“Yet into public worship how subtly and swiftly does self-glory begin to intrude! The minister becomes proud of the way he is leading the service, the preacher of his eloquence and learning, the choir and musicians of their musical ability, and the congregation of their piety in being in church at all!

“Thus, just when our attention should be absorbed exclusively with God in self-forgetful adoration, we become self-conscious, self-righteous, self-important, and self-congratulatory again.”

From John R W Stott in Christ the Controversialist.

Glory me?

John Stott C the C

‘…for they loved the glory that comes from man
more than the glory that comes from God.

John 12:43 ESV.
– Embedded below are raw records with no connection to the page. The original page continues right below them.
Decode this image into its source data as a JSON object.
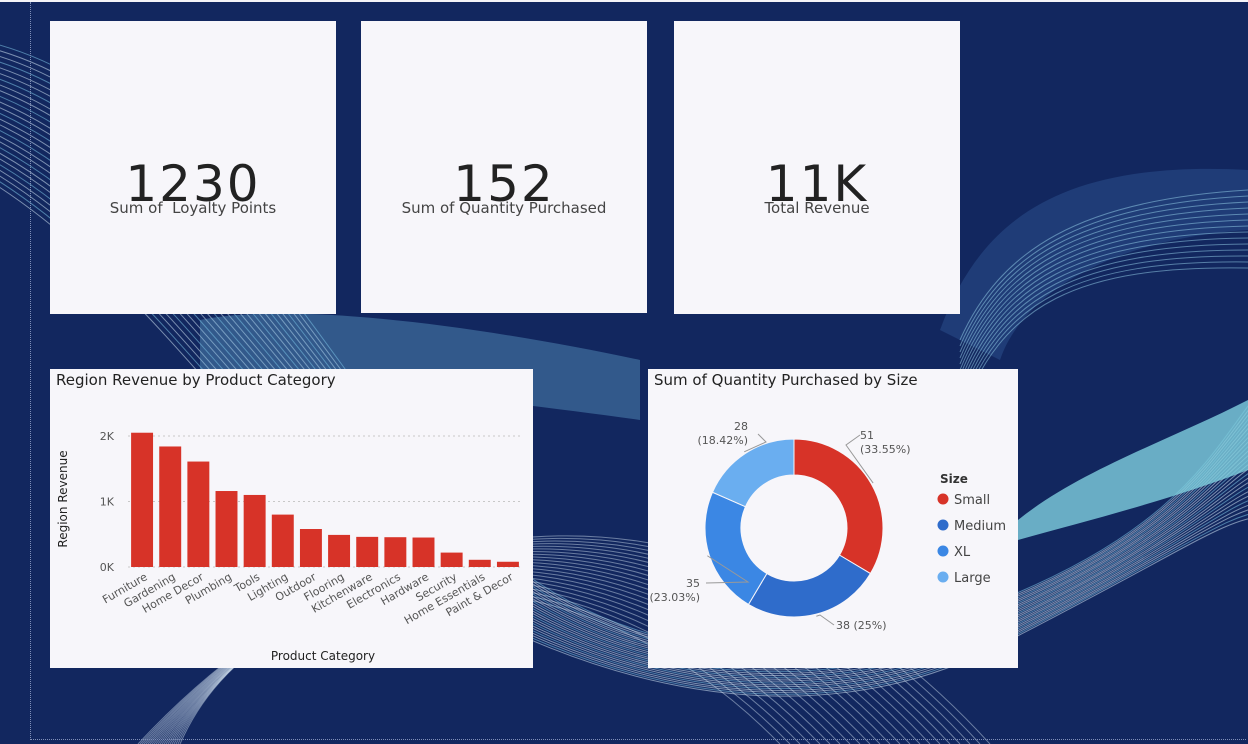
{
  "kpis": [
    {
      "value": "1230",
      "label": "Sum of  Loyalty Points"
    },
    {
      "value": "152",
      "label": "Sum of Quantity Purchased"
    },
    {
      "value": "11K",
      "label": "Total Revenue"
    }
  ],
  "colors": {
    "background": "#12275f",
    "card": "#f7f6fa",
    "bar": "#d73328",
    "small": "#d73328",
    "medium": "#2f6ccb",
    "xl": "#3b87e4",
    "large": "#6aaef0"
  },
  "chart_data": [
    {
      "type": "bar",
      "title": "Region Revenue by Product Category",
      "xlabel": "Product Category",
      "ylabel": "Region Revenue",
      "categories": [
        "Furniture",
        "Gardening",
        "Home Decor",
        "Plumbing",
        "Tools",
        "Lighting",
        "Outdoor",
        "Flooring",
        "Kitchenware",
        "Electronics",
        "Hardware",
        "Security",
        "Home Essentials",
        "Paint & Decor"
      ],
      "values": [
        2050,
        1840,
        1610,
        1160,
        1100,
        800,
        580,
        490,
        460,
        455,
        450,
        220,
        110,
        80
      ],
      "ylim": [
        0,
        2000
      ],
      "yticks": [
        "0K",
        "1K",
        "2K"
      ],
      "grid": true
    },
    {
      "type": "pie",
      "title": "Sum of Quantity Purchased by Size",
      "legend_title": "Size",
      "legend_position": "right",
      "categories": [
        "Small",
        "Medium",
        "XL",
        "Large"
      ],
      "values": [
        51,
        38,
        35,
        28
      ],
      "labels": [
        [
          "51",
          "(33.55%)"
        ],
        [
          "38 (25%)"
        ],
        [
          "35",
          "(23.03%)"
        ],
        [
          "28",
          "(18.42%)"
        ]
      ]
    }
  ]
}
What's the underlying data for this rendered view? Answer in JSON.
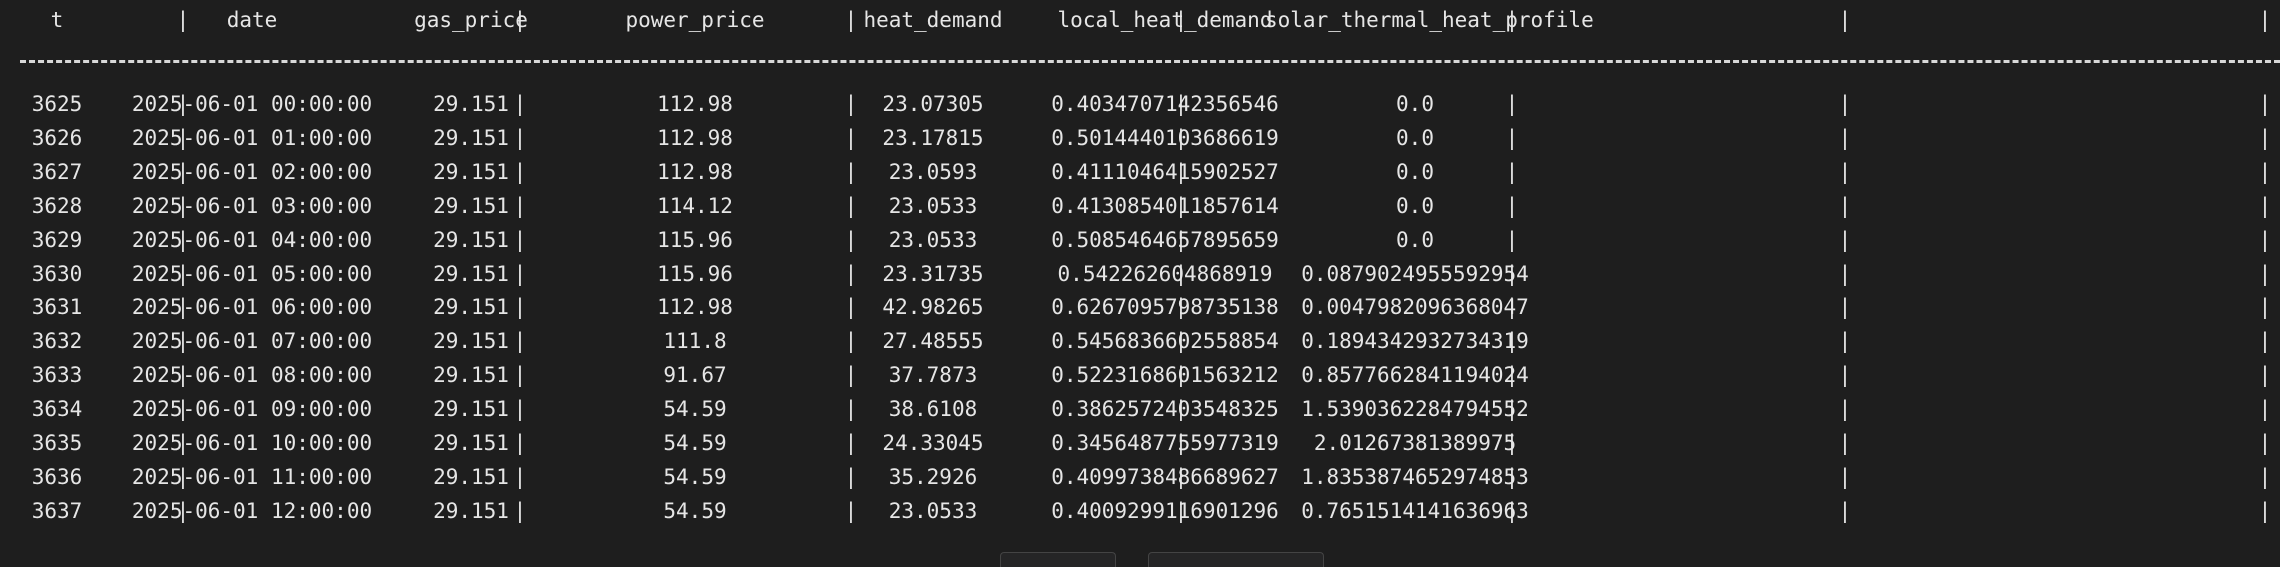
{
  "table": {
    "columns": [
      "t",
      "date",
      "gas_price",
      "power_price",
      "heat_demand",
      "local_heat_demand",
      "solar_thermal_heat_profile"
    ],
    "separator": "|",
    "rows": [
      [
        "3625",
        "2025-06-01 00:00:00",
        "29.151",
        "112.98",
        "23.07305",
        "0.4034707142356546",
        "0.0"
      ],
      [
        "3626",
        "2025-06-01 01:00:00",
        "29.151",
        "112.98",
        "23.17815",
        "0.5014440103686619",
        "0.0"
      ],
      [
        "3627",
        "2025-06-01 02:00:00",
        "29.151",
        "112.98",
        "23.0593",
        "0.4111046415902527",
        "0.0"
      ],
      [
        "3628",
        "2025-06-01 03:00:00",
        "29.151",
        "114.12",
        "23.0533",
        "0.4130854011857614",
        "0.0"
      ],
      [
        "3629",
        "2025-06-01 04:00:00",
        "29.151",
        "115.96",
        "23.0533",
        "0.5085464657895659",
        "0.0"
      ],
      [
        "3630",
        "2025-06-01 05:00:00",
        "29.151",
        "115.96",
        "23.31735",
        "0.542262604868919",
        "0.0879024955592954"
      ],
      [
        "3631",
        "2025-06-01 06:00:00",
        "29.151",
        "112.98",
        "42.98265",
        "0.6267095798735138",
        "0.0047982096368047"
      ],
      [
        "3632",
        "2025-06-01 07:00:00",
        "29.151",
        "111.8",
        "27.48555",
        "0.5456836602558854",
        "0.1894342932734319"
      ],
      [
        "3633",
        "2025-06-01 08:00:00",
        "29.151",
        "91.67",
        "37.7873",
        "0.5223168601563212",
        "0.8577662841194024"
      ],
      [
        "3634",
        "2025-06-01 09:00:00",
        "29.151",
        "54.59",
        "38.6108",
        "0.3862572403548325",
        "1.5390362284794552"
      ],
      [
        "3635",
        "2025-06-01 10:00:00",
        "29.151",
        "54.59",
        "24.33045",
        "0.3456487755977319",
        "2.01267381389975"
      ],
      [
        "3636",
        "2025-06-01 11:00:00",
        "29.151",
        "54.59",
        "35.2926",
        "0.4099738486689627",
        "1.8353874652974853"
      ],
      [
        "3637",
        "2025-06-01 12:00:00",
        "29.151",
        "54.59",
        "23.0533",
        "0.4009299116901296",
        "0.7651514141636963"
      ]
    ]
  },
  "colors": {
    "background": "#1e1e1e",
    "text": "#e6e6e6",
    "rule": "#d8d8d8"
  }
}
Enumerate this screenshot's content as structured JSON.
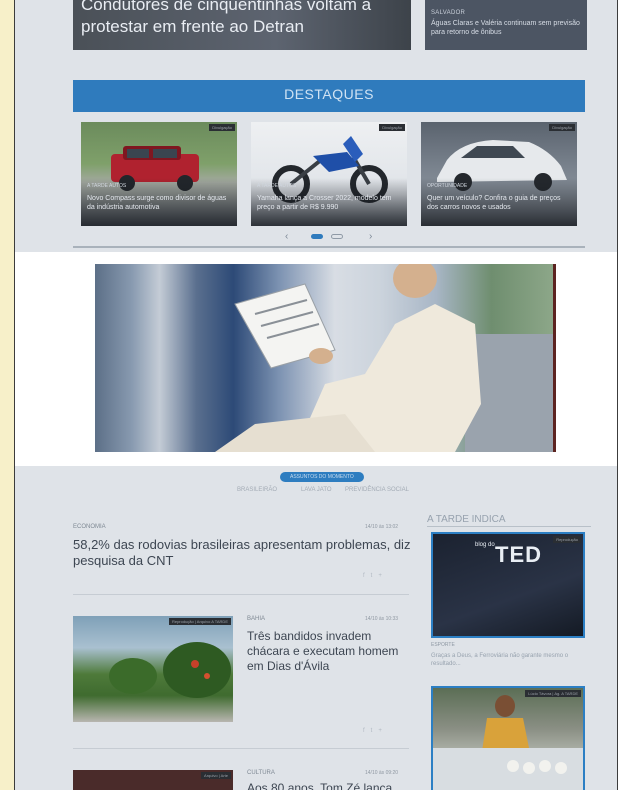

The temptation to grab some glory for ourselves, even in the little things of life (at home, at work, or even at church) can creep up on any of us. But glory that is taken, is no glory at all. This first of three brief posts on the theme of glory comes from John Stott…

John Stott wrote: “Ultimately there are only two controlling ambitions, to which all others may be reduced. One is our own glory, and the other God’s. (John, in his gospel) set them in irreconcilable opposition to each other, and in doing so disclosed Christ’s fundamental quarrel with the Pharisees: ‘they loved the glory of men’, he wrote, ‘more than the glory of God.’  (John 12:43)

“To love the glory of God more than the glory of men is to seek to bring glory to Him rather than to men. It is to desire that all men will honour God (not us or others), and that we and they will give to Him the glory which is Hid due. It is to fulfil the aspirations of the Lord’s Prayer, to be concerned for the hallowing of God’s name, the coming of God’s kingdom, and the doing of God’s will.

“The man Christ Jesus was imbued with this desire. ‘I do not seek my own glory,’ He could say. Again,He who speaks on his own authority seeks his own glory; but he who seeks the glory of him who sent him is true, and in him there is no falsehood.’ (John 8:50; 7:18). ‘Father,’ He prayed, ‘glorify thy name.’ This was the supreme passion of His life and ministry, so that He could claim at the end, ‘I glorified thee on earth.’ (John 12:28; 17:4).

From John R W Stott in Christ the Controversialist.

Dressed to Kill?

God's Words

10 Finally, be strong in the Lord
and in the strength of his might.

11 
Put on the whole armor of God,
that you may be able to stand
against the schemes of the devil.

Ephesians 6:10-11 ESV

‘He dresses to kill’, was one clue to beat me in a recent crossword puzzle. The answer was ‘Matador’ and it came to mind just now, suggesting this verse from Ephesians regarding our daily fight against the devil and our sin; a fight we need never take up less than perfectly equipped to win, with the sword of the Spirit, which is the word of God, at hand to deliver the ‘coup de GRACE’ every time. This final brief post on the theme of killing our sins also comes from J. I. Packer …

Dr Packer writes:  “The Spirit is present (in the believer) in person to oppose indwelling sin. He teaches the Christian to understand revealed truth and apply it to himself, stirs him up to obey it and strengthens him as he does so (it is He who works in us) ‘both to will and to work for his good pleasure’ (Philippians 2:13). Sin can be mortified only ‘through the Spirit’, for he alone makes men willing and able for the task. But where the indwelling Spirit exerts His sovereign power, failure is impossible.

“When the Christian fights sin, therefore, he opposes a dethroned and debilitated foe; he is animated by the energy of what is now the deepest and most powerful instinct in his nature; and he goes in the strength of the Holy Spirit of God. His superiority is assured; he may join battle with confidence; he is going to win.” 

From J. I. Packer in God’s Words.